Conversion to Disposable Cystoscopes Decreased Post-procedure Encounters and Infections Compared to Reusable Cystoscopes

Urol Pract. 2023 Jul;10(4):312-317. doi: 10.1097/UPJ.0000000000000410. Epub 2023 May 25.

Abstract

Introduction: We evaluated for differences in post-procedure 30-day encounters or infections following office cystoscopy using disposable vs reusable cystoscopes.

Methods: Cystoscopies performed from June to September 2020 and from February to May 2021 in our outpatient practice were retrospectively reviewed. The 2020 cystoscopies were performed with reusable cystoscopes, and the 2021 cystoscopies were performed with disposable cystoscopes. The primary outcome was the number of post-procedural 30-day encounters defined as phone calls, patient portal messages, emergency department visits, hospitalizations, or clinic appointments related to post-procedural complications such as dysuria, hematuria, or fever. Culture-proven urinary tract infection within 30 days of cystoscopy was evaluated as a secondary outcome.

Results: We identified 1,000 cystoscopies, including 494 with disposable cystoscopes and 506 with reusable cystoscopes. Demographics were similar between groups. The most common indication for cystoscopy in both groups was suspicion of bladder cancer (disposable: 153 [30.2%] and reusable: 143 [28.9%]). Reusable cystoscopes were associated with a higher number of 30-day encounters (35 [7.1%] vs 11 [2.2%], P < .001), urine cultures (73 [14.8%] vs 3 [0.6%], P = .005), and hospitalizations attributable to cystoscopy (1 [0.2%] vs 0 [0%], P < .001) than the disposable scope group. Positive urine cultures were also significantly more likely after cystoscopy with a reusable cystoscope (17 [3.4%] vs 1 [0.2%], P < .001).

Conclusions: Disposable cystoscopes were associated with a lower number of post-procedure encounters and positive urine cultures compared to reusable cystoscopes.

Keywords: cystoscopy; disposable equipment; urinary tract infections.
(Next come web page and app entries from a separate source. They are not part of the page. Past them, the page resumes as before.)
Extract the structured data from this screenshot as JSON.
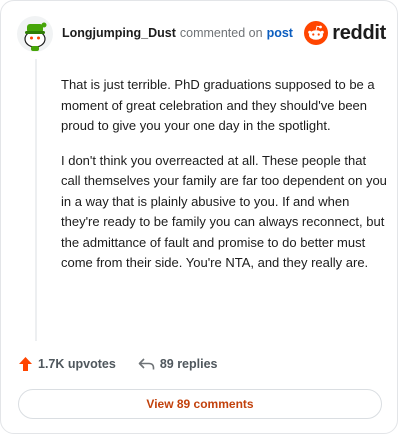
{
  "comment": {
    "author": "Longjumping_Dust",
    "action": "commented on",
    "target": "post",
    "brand": "reddit",
    "paragraphs": [
      "That is just terrible. PhD graduations supposed to be a moment of great celebration and they should've been proud to give you your one day in the spotlight.",
      "I don't think you overreacted at all. These people that call themselves your family are far too dependent on you in a way that is plainly abusive to you. If and when they're ready to be family you can always reconnect, but the admittance of fault and promise to do better must come from their side. You're NTA, and they really are."
    ],
    "upvotes": "1.7K upvotes",
    "replies": "89 replies",
    "view_label": "View 89 comments"
  },
  "colors": {
    "brand_orange": "#ff4500",
    "link_blue": "#0b5dbf",
    "view_text": "#c2410c"
  },
  "icons": {
    "avatar": "snoo-avatar-icon",
    "brand": "reddit-logo-icon",
    "upvote": "upvote-arrow-icon",
    "reply": "reply-arrow-icon"
  }
}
MeSH terms

  • Cystoscopes*
  • Cystoscopy / methods
  • Humans
  • Outpatients
  • Retrospective Studies
  • Urinary Tract Infections* / diagnosis